Disparities in PM2.5 air pollution in the United States

Jonathan Colmer, Ian Hardman, Jay Shimshack, and John Voorheis

Our paper, published in Science, shows that while there have been substantial reductions in PM2.5 over the last few decades, meaningful disparities persist. The most polluted areas in 1981 are still the most polluted. The disadvantaged communities that were exposed to more pollution in 1981 are still more exposed to more pollution today.

Why are Pollution Damages Lower in Developed Countries?

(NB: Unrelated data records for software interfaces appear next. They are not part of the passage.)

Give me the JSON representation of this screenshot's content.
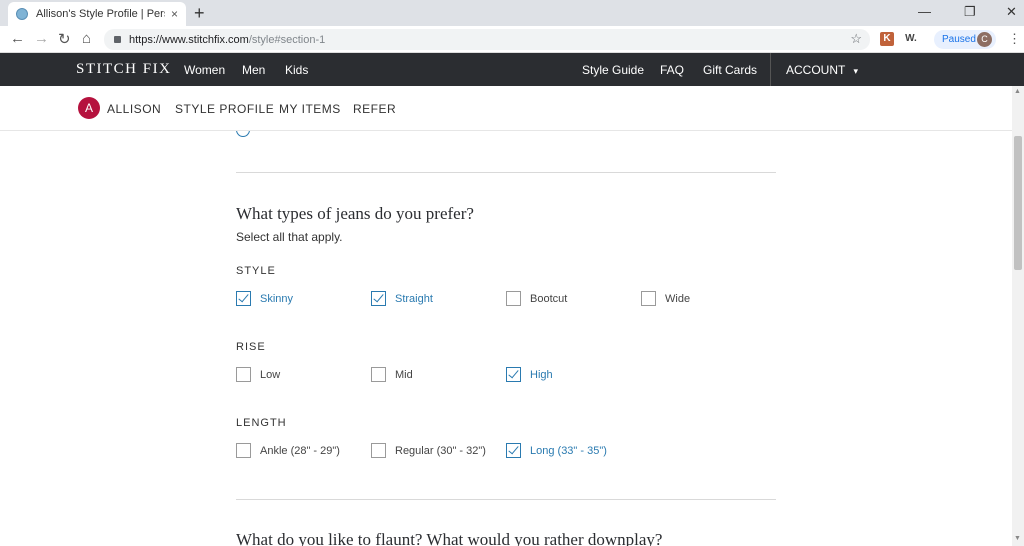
{
  "browser": {
    "tab_title": "Allison's Style Profile | Personal S",
    "tab_close": "×",
    "new_tab": "+",
    "url_host": "https://www.stitchfix.com",
    "url_path": "/style#section-1",
    "ext_ws": "W.",
    "paused_label": "Paused",
    "profile_initial": "C"
  },
  "site": {
    "logo": "STITCH FIX",
    "nav": [
      "Women",
      "Men",
      "Kids"
    ],
    "right_nav": [
      "Style Guide",
      "FAQ",
      "Gift Cards"
    ],
    "account": "ACCOUNT",
    "caret": "▾"
  },
  "subnav": {
    "avatar_letter": "A",
    "user_name": "ALLISON",
    "links": [
      "STYLE PROFILE",
      "MY ITEMS",
      "REFER"
    ]
  },
  "jeans": {
    "question": "What types of jeans do you prefer?",
    "hint": "Select all that apply.",
    "style": {
      "label": "STYLE",
      "options": [
        {
          "label": "Skinny",
          "checked": true
        },
        {
          "label": "Straight",
          "checked": true
        },
        {
          "label": "Bootcut",
          "checked": false
        },
        {
          "label": "Wide",
          "checked": false
        }
      ]
    },
    "rise": {
      "label": "RISE",
      "options": [
        {
          "label": "Low",
          "checked": false
        },
        {
          "label": "Mid",
          "checked": false
        },
        {
          "label": "High",
          "checked": true
        }
      ]
    },
    "length": {
      "label": "LENGTH",
      "options": [
        {
          "label": "Ankle (28\" - 29\")",
          "checked": false
        },
        {
          "label": "Regular (30\" - 32\")",
          "checked": false
        },
        {
          "label": "Long (33\" - 35\")",
          "checked": true
        }
      ]
    }
  },
  "next_question": "What do you like to flaunt? What would you rather downplay?",
  "colors": {
    "accent": "#2a7ab0",
    "nav_bg": "#2b2d31",
    "avatar_bg": "#b5123e"
  }
}
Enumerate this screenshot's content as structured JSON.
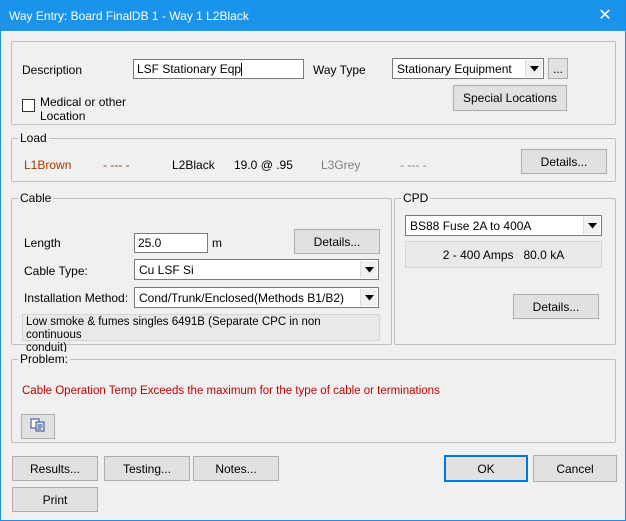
{
  "window": {
    "title": "Way Entry: Board FinalDB 1 - Way 1 L2Black",
    "close_glyph": "✕"
  },
  "general": {
    "description_label": "Description",
    "description_value": "LSF Stationary Eqp",
    "way_type_label": "Way Type",
    "way_type_value": "Stationary Equipment",
    "browse_label": "...",
    "medical_label_line1": "Medical or other",
    "medical_label_line2": "Location",
    "special_locations_label": "Special Locations"
  },
  "load": {
    "legend": "Load",
    "l1_label": "L1Brown",
    "l1_value": "- --- -",
    "l2_label": "L2Black",
    "l2_value": "19.0 @ .95",
    "l3_label": "L3Grey",
    "l3_value": "- --- -",
    "details_label": "Details...",
    "details_color": "#a03a00",
    "grey_color": "#808080"
  },
  "cable": {
    "legend": "Cable",
    "length_label": "Length",
    "length_value": "25.0",
    "length_unit": "m",
    "details_label": "Details...",
    "cable_type_label": "Cable Type:",
    "cable_type_value": "Cu LSF  Si",
    "installation_label": "Installation Method:",
    "installation_value": "Cond/Trunk/Enclosed(Methods B1/B2)",
    "description_line1": "Low smoke & fumes singles 6491B (Separate CPC in non continuous",
    "description_line2": "conduit)"
  },
  "cpd": {
    "legend": "CPD",
    "device_value": "BS88 Fuse 2A to 400A",
    "rating_text": "2 - 400 Amps   80.0 kA",
    "details_label": "Details..."
  },
  "problem": {
    "legend": "Problem:",
    "message": "Cable Operation Temp Exceeds the maximum for the type of cable or terminations",
    "message_color": "#c00000",
    "copy_icon": "copy-icon"
  },
  "footer": {
    "results_label": "Results...",
    "testing_label": "Testing...",
    "notes_label": "Notes...",
    "ok_label": "OK",
    "cancel_label": "Cancel",
    "print_label": "Print"
  },
  "colors": {
    "titlebar": "#1a93ec",
    "dialog_bg": "#f0f0f0",
    "default_button_border": "#0078d7"
  }
}
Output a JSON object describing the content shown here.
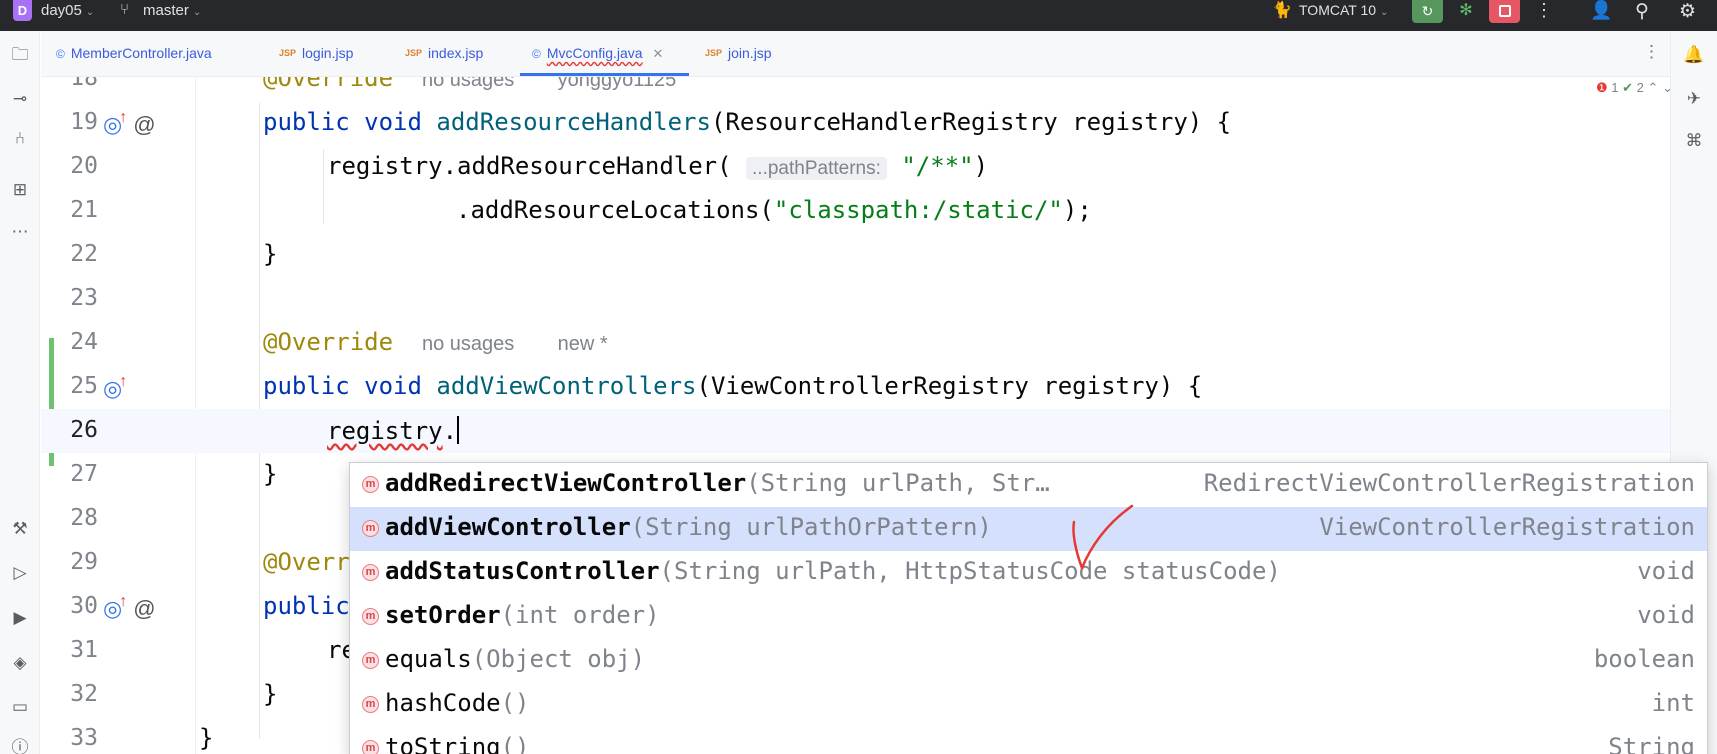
{
  "titlebar": {
    "project_badge": "D",
    "project_name": "day05",
    "branch": "master",
    "run_config": "TOMCAT 10"
  },
  "tabs": [
    {
      "label": "MemberController.java",
      "type": "java"
    },
    {
      "label": "login.jsp",
      "type": "jsp"
    },
    {
      "label": "index.jsp",
      "type": "jsp"
    },
    {
      "label": "MvcConfig.java",
      "type": "java",
      "active": true
    },
    {
      "label": "join.jsp",
      "type": "jsp"
    }
  ],
  "tab_icons": {
    "java": "©",
    "jsp": "JSP"
  },
  "inspections": {
    "errors": "1",
    "warnings": "2"
  },
  "editor": {
    "lines": [
      {
        "num": "18",
        "annotation": "@Override",
        "hint1": "no usages",
        "hint2": "yonggyo1125"
      },
      {
        "num": "19",
        "kw1": "public",
        "kw2": "void",
        "fn": "addResourceHandlers",
        "rest": "(ResourceHandlerRegistry registry) {"
      },
      {
        "num": "20",
        "pre": "registry.addResourceHandler(",
        "param_hint": "...pathPatterns:",
        "str": "\"/**\"",
        "post": ")"
      },
      {
        "num": "21",
        "pre": ".addResourceLocations(",
        "str": "\"classpath:/static/\"",
        "post": ");"
      },
      {
        "num": "22",
        "text": "}"
      },
      {
        "num": "23",
        "text": ""
      },
      {
        "num": "24",
        "annotation": "@Override",
        "hint1": "no usages",
        "hint2": "new *"
      },
      {
        "num": "25",
        "kw1": "public",
        "kw2": "void",
        "fn": "addViewControllers",
        "rest": "(ViewControllerRegistry registry) {"
      },
      {
        "num": "26",
        "text_squiggle": "registry",
        "text_after": "."
      },
      {
        "num": "27",
        "text": "}"
      },
      {
        "num": "28",
        "text": ""
      },
      {
        "num": "29",
        "annotation": "@Overri"
      },
      {
        "num": "30",
        "kw1": "public"
      },
      {
        "num": "31",
        "text": "re"
      },
      {
        "num": "32",
        "text": "}"
      },
      {
        "num": "33",
        "text": "}"
      }
    ]
  },
  "completion": {
    "items": [
      {
        "name": "addRedirectViewController",
        "sig": "(String urlPath, Str…",
        "ret": "RedirectViewControllerRegistration",
        "bold": true
      },
      {
        "name": "addViewController",
        "sig": "(String urlPathOrPattern)",
        "ret": "ViewControllerRegistration",
        "bold": true,
        "selected": true
      },
      {
        "name": "addStatusController",
        "sig": "(String urlPath, HttpStatusCode statusCode)",
        "ret": "void",
        "bold": true
      },
      {
        "name": "setOrder",
        "sig": "(int order)",
        "ret": "void",
        "bold": true
      },
      {
        "name": "equals",
        "sig": "(Object obj)",
        "ret": "boolean",
        "bold": false
      },
      {
        "name": "hashCode",
        "sig": "()",
        "ret": "int",
        "bold": false
      },
      {
        "name": "toString",
        "sig": "()",
        "ret": "String",
        "bold": false
      }
    ],
    "method_icon": "m"
  },
  "colors": {
    "keyword": "#0033b3",
    "function": "#00627a",
    "annotation": "#9e880d",
    "string": "#067d17",
    "selection": "#d5e1fc",
    "accent": "#3574f0",
    "checkmark": "#e53935"
  },
  "icons": {
    "left": [
      "folder-icon",
      "commit-icon",
      "pull-requests-icon",
      "structure-icon",
      "more-tools-icon",
      "build-icon",
      "services-icon",
      "run-icon",
      "layers-icon",
      "terminal-icon",
      "problems-icon"
    ],
    "right": [
      "notifications-icon",
      "copilot-icon",
      "python-icon"
    ]
  }
}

Insights from High-Income, High-Particulate Matter Hong Kong

Jonathan Colmer, Siying Liu, Dajun Lin, and Jay Shimshack

Our paper, published in the Journal of Health Economics, provides evidence to suggest that health damages from pollution are high in less-developed countries because they are less developed, not because they are more polluted. A link to an ungated working paper can be found here.

The Grandkids Aren't Alright: The Intergenerational Effects of Pollution Exposure

Jonathan Colmer and John Voorheis

Our new Working Paper provides evidence that early life exposure to air pollution has intergenerational consequences. A non-technical summary can be found here.

Air Pollution and Economic Opportunity in the United States

Jonathan Colmer, John Voorheis, and Brennan Williams

Our new Working Paper presents to suggest that disparities in environmental quality may play a meaningful role in explaining observed patterns of income inequality and economic opportunity in the United States.